Global SVOD revenues likely will top $35.04 billion in 2018, an increase of more than 40% since 2017’s $24.87 billion and 214% since the $11.16 billion in SVOD revenue during 2015, a new report says. The biggest gains have come in China, where SVOD revenues are projected to increase 708% to $3.709 billion in 2018, compared to $459 million in 2015.
With Netflix gaining so much ground globally, and a growing number of companies trying to get a piece of the pie, what will the OTT market look like in 5 years?
Let's go back in time 5 years to see how much the market has changed since then. In 2013:
Revenues from European subscription video on demand (SVOD) services are expected to nearly triple to $12.4 billion, easily bypassing the combined revenues of ad-based online videos (AVOD), download-to-own video (DTO) and online video rentals, according to a new report.
Almost two-thirds of mobile network operators (MNOs) worldwide already are offering a mobile video service as part of their portfolio, a reaction to the changing content-consumption habits of consumers, especially Millennials and Gen Edge.
Way back in 2011, just as Netflix was teething on the fingers of pay-TV operators, Amazon launched its own SVOD service, Prime Instant Video.
It largely was overlooked, already a latecomer behind Netflix and Hulu et al. But, in a column I wrote when I was editor of FierceOnlineVideo, I warned that the nascent service was as much – if not a bigger – threat to the pay-TV industry and Netflix than any of the other services.
Why? Amazon’s e-tail roots.
More research that shows the continuing adoption of SVOD services in the United States: 69% of all U.S. households now are subscribing to at least one over-the-top video service, up from just 52% in 2015. And, the survey counts just Netflix, Amazon Prime or Hulu, just more than 1% of the roughly 220 SVOD services available to U.S. consumers.
Subscription video on demand (SVOD) is growing on a global scale, nowhere more so than in APAC where users are expected to more than double by 2023 to more than 351 million.
Netflix is expected to be only the fourth largest service in terms of subscribers – at 24 million – behind a trio of Chinese services, Tencent (82 million subscribers), iQiyi (80 million subscribers) and Alibaba subsidiary Youku Tudou (33 million subscribers).
Revenue from subscription video on demand (SVOD) services now makes up 74% of the 1.1 billion euro video on demand (VOD) market in Germany, with the VOD market expected to more than double to 2.5 billion euros by 2023, a CAGR of some 14.5%. SVOD’s share is expected to rise to 80%, according to a new report.
New research posits that global revenue from subscription video on-demand (SVOD) will increase 88% to more than $120 billion in 2022, up from an estimated $64 billion this year.
The report from Juniper Research also says more than 25% of all global households will have at least one SVDO subscription in five years.
Globally, subscription video on-demand (SVOD) is on a rocket trajectory and Latin America is deeply in the mix.
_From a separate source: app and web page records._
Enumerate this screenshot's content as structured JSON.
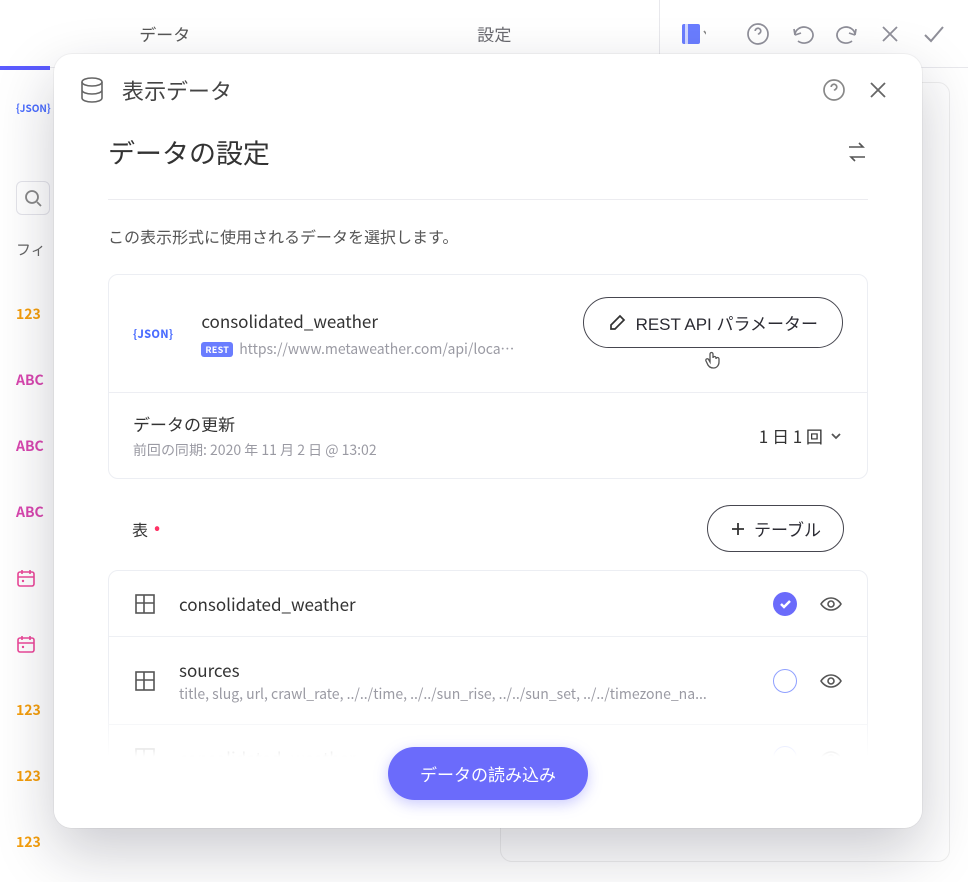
{
  "bg": {
    "tabs": {
      "data": "データ",
      "settings": "設定"
    },
    "left": {
      "filter_label": "フィ",
      "fields": [
        "123",
        "ABC",
        "ABC",
        "ABC",
        "",
        "",
        "123",
        "123",
        "123"
      ]
    }
  },
  "modal": {
    "title": "表示データ",
    "section_title": "データの設定",
    "description": "この表示形式に使用されるデータを選択します。",
    "datasource": {
      "json_label": "JSON",
      "name": "consolidated_weather",
      "rest_badge": "REST",
      "url": "https://www.metaweather.com/api/location...",
      "param_button": "REST API パラメーター"
    },
    "refresh": {
      "label": "データの更新",
      "last_sync": "前回の同期: 2020 年 11 月 2 日 @ 13:02",
      "frequency": "1 日 1 回"
    },
    "tables": {
      "label": "表",
      "add_button": "テーブル",
      "items": [
        {
          "name": "consolidated_weather",
          "sub": "",
          "selected": true
        },
        {
          "name": "sources",
          "sub": "title, slug, url, crawl_rate, ../../time, ../../sun_rise, ../../sun_set, ../../timezone_na...",
          "selected": false
        },
        {
          "name": "consolidated_weather",
          "sub": "",
          "selected": false
        }
      ]
    },
    "footer": {
      "load_button": "データの読み込み"
    }
  }
}
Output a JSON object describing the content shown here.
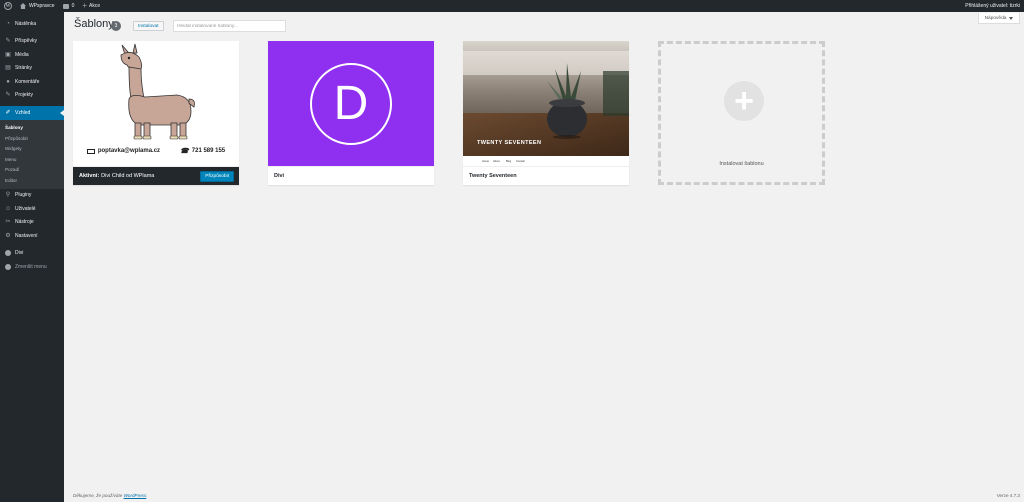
{
  "adminbar": {
    "site_name": "WPspravce",
    "comments_count": "0",
    "new_label": "Akce",
    "greeting": "Přihlášený uživatel: tizrki"
  },
  "sidebar": {
    "items": [
      {
        "label": "Nástěnka",
        "icon": "dashboard-icon"
      },
      {
        "label": "Příspěvky",
        "icon": "pin-icon"
      },
      {
        "label": "Média",
        "icon": "media-icon"
      },
      {
        "label": "Stránky",
        "icon": "pages-icon"
      },
      {
        "label": "Komentáře",
        "icon": "comments-icon"
      },
      {
        "label": "Projekty",
        "icon": "pin-icon"
      },
      {
        "label": "Vzhled",
        "icon": "brush-icon"
      },
      {
        "label": "Pluginy",
        "icon": "plugin-icon"
      },
      {
        "label": "Uživatelé",
        "icon": "users-icon"
      },
      {
        "label": "Nástroje",
        "icon": "tools-icon"
      },
      {
        "label": "Nastavení",
        "icon": "settings-icon"
      },
      {
        "label": "Divi",
        "icon": "divi-icon"
      },
      {
        "label": "Zmenšit menu",
        "icon": "collapse-icon"
      }
    ],
    "submenu": [
      "Šablony",
      "Přizpůsobit",
      "Widgety",
      "Menu",
      "Pozadí",
      "Editor"
    ]
  },
  "header": {
    "title": "Šablony",
    "count": "3",
    "add_new": "Instalovat",
    "search_placeholder": "Hledat instalované šablony...",
    "help": "Nápověda"
  },
  "themes": {
    "active": {
      "active_prefix": "Aktivní:",
      "name": "Divi Child od WPlama",
      "customize": "Přizpůsobit",
      "email": "poptavka@wplama.cz",
      "phone": "721 589 155"
    },
    "divi": {
      "name": "Divi",
      "logo_letter": "D"
    },
    "twenty": {
      "name": "Twenty Seventeen",
      "hero_title": "TWENTY SEVENTEEN",
      "nav": [
        "Home",
        "About",
        "Blog",
        "Contact"
      ]
    },
    "add_label": "Instalovat šablonu"
  },
  "footer": {
    "thanks_prefix": "Děkujeme, že používáte ",
    "wordpress_link": "WordPress",
    "thanks_suffix": ".",
    "version": "Verze 4.7.3"
  },
  "colors": {
    "admin_bg": "#23282d",
    "accent": "#0073aa",
    "divi_purple": "#8f2ff0"
  }
}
While Netflix, Amazon and Hulu have been the leaders of subscription video on-demand growth, an increasing array of subscription services – there are more than 100 in the U.S. and Canada alone – are seeing fast subscriber growth and adoption across demographic groups.
Could second quarter pay-TV subscriber losses in the United States top 1 million, the highest figure ever? In a word, yes.
The second quarter routinely is a weak one for operators and in the current environment – remember the first quarter saw more than 800,000 subscribers cut the cord, according to Kagan – reaching one million may be an easy task.
When the Big Two come to play in your backyard, it’s time to up your game.
Netflix and Amazon have launched a push into Europe that will likely result in some bad nights of sleep for operators, pay-TV channels and broadcasters looking themselves to do more business over the top.